The NHS will soon have to ask patients before sharing their medical records, this year's Healthcare Computing conference heard. Peter Mitchell reports

The days of sharing patients' medical records around the NHS's 'extended family' are over, this year's Healthcare Computing conference in Harrogate heard.

By this summer, health authorities and trusts would have to seek patients' explicit consent before using their records for any purpose other than medical treatment, warned data protection registrar Elizabeth France.

'The NHS has always worked on a flimsy basis that patients have granted implied consent,' Mrs France told the conference. 'That will not stand up any more and it has to be sharpened up.'

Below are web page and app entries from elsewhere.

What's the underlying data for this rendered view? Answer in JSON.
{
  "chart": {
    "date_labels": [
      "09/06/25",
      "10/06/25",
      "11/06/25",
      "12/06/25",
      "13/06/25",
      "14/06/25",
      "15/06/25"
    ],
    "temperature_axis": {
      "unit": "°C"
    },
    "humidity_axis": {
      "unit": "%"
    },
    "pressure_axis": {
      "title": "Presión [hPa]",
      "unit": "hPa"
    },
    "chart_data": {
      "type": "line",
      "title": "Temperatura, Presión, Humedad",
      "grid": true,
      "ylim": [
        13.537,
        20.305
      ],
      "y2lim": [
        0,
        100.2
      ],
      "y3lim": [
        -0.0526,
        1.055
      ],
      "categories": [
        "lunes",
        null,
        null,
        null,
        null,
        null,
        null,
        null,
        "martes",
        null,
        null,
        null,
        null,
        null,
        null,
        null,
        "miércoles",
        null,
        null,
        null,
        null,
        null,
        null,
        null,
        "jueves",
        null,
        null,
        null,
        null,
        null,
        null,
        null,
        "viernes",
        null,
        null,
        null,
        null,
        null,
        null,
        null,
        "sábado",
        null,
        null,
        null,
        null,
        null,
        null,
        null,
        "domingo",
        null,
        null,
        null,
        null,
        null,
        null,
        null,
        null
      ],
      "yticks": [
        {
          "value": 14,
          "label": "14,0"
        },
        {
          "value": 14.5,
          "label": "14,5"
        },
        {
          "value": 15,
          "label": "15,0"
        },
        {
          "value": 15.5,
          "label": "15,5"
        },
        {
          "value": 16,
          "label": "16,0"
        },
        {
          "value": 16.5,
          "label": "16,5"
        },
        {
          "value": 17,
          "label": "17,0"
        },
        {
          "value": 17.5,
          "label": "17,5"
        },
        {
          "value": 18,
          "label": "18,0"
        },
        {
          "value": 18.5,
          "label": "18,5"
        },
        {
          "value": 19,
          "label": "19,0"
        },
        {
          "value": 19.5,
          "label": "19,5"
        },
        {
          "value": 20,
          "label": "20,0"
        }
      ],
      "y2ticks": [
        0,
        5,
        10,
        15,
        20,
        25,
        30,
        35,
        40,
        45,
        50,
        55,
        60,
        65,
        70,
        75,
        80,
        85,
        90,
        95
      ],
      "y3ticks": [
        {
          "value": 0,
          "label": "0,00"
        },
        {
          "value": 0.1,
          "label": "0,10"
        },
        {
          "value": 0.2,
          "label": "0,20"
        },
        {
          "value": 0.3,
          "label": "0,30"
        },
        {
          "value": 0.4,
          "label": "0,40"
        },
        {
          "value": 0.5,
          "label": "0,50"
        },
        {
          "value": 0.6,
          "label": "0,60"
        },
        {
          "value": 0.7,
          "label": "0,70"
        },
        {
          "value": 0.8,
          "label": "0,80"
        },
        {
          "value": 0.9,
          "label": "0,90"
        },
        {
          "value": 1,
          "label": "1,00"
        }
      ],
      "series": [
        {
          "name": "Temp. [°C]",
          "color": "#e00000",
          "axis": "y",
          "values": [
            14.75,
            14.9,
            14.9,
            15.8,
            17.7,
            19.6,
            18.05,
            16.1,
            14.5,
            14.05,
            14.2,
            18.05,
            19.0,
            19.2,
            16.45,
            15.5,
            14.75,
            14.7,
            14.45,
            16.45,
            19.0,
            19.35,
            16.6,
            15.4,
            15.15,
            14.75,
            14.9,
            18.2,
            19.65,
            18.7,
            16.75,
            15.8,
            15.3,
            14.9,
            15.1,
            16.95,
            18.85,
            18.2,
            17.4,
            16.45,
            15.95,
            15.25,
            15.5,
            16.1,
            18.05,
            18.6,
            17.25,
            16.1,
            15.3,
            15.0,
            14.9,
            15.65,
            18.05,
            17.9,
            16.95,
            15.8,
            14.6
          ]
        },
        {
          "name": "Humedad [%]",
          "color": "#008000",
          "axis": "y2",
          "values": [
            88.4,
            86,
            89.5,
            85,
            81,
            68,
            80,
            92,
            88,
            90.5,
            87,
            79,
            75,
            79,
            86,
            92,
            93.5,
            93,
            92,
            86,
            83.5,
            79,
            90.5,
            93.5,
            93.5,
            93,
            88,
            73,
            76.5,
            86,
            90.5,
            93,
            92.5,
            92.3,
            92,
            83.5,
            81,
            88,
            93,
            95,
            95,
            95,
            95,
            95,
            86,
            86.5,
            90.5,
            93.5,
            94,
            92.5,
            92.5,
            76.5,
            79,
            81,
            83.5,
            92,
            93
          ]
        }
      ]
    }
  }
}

In future, before passing on any piece of information, NHS bodies would have to look at how they obtained it, she said. 'You must think these things through before riding roughshod over people's privacy.'

The NHS had to look carefully at the meaning of the word 'consent', she added. 'I take it to mean the patient must have the right to say no, that we must explain to patients who controls their data and exactly what we intend to do with it.

'Informed consent is the safest way forward - consent, choice, and confidentiality.'

Failure to get it would risk breaching the duty of confidence imposed by the new Data Protection Act, Ms France warned.

'We have to be bold and clear, and not shy away from telling individuals exactly what we do with their records.'

In addition, NHS staff with access to sensitive data would soon face investigations into their trustworthiness. 'You must look closely at the reliability of your staff in the light of their duties of confidentiality,' she said.

'I can and will enforce these measures once we have all got used to them.'

The new act - prompted by a 1995 European directive - has not yet become law because of its immense complexity. Twenty-two additional pieces of secondary legislation need to be drafted before it can take effect.

But two weeks ago home secretary Jack Straw announced that he hoped to bring the new regime into force 'by the end of June or as soon thereafter as we can'.

The act will not be rigorously enforced until a statutory settling-in period ends in October 2001.

But by then, the NHS must have systems in place to comply both with new security precautions and requests from patients for information.

'My office will be taking very seriously our duty to make people more assertive about what they are now allowed to see.'

NHS managers in the audience expressed worries that the advent of multi- agency electronic health records was bound to push them into more and more sharing of patient information.

In such a fast-changing climate it would be no easy matter to predict exactly what the act would require their systems to do. But Ms France offered a partial solution in the form of an agreed code of practice for interpreting the act's effect on medical data.

'Organisations in the health sector can draft such a code themselves. I would then check that data subjects themselves (patients) are happy with it.'

Such a code would not be directly enforceable, but the data protection registrar would use it as a guide on when to take legal action. NHS bodies could avoid prosecution by showing they had followed the code.

Ms France dismissed complaints that the new rules would cripple medical research. 'Constraints on research in Europe have been much stricter than ours for some time, but standards of care have not suffered.'

She revealed that her office is investigating a case in which a medical research group had obtained personal data about her own father. The group had written to him indicating that they knew his age - data which they had obtained improperly, he believes, from his HA.

Recently, the registrar stopped the Department of Health from committing a massive breach of patient confidentiality in the course of its national patient satisfaction survey.

The DoH had planned to disclose the addresses of thousands of NHS patients to the independent research firm which conducted the survey. Instead, at the registrar's insistence, the forms had to be sent out by HAs.

In another case, she advised HAs not to comply with a demand from the Ministry of Defence to disclose the names and addresses of all ex-servicemen on their GPs' lists as part of the Gulf War syndrome investigation.

The NHS Executive finally announced that it has awarded the£12m contract for the National Strategic Tracing Service to SEMA Group. NSTS will allow staff to find the unique NHS number, using the name of each patient, and vice versa.

The aim is to be able to collect records of every episode of care relating to an individual, and to automatically retrieve their demographic details. The service should start operation before the end of this year.

SEMA will be paid a fee every time a health authority or trust makes a tracing request on the service. But the Executive will pay the fees from a central fund: trusts will only have to notify the Executive of how many traces they make.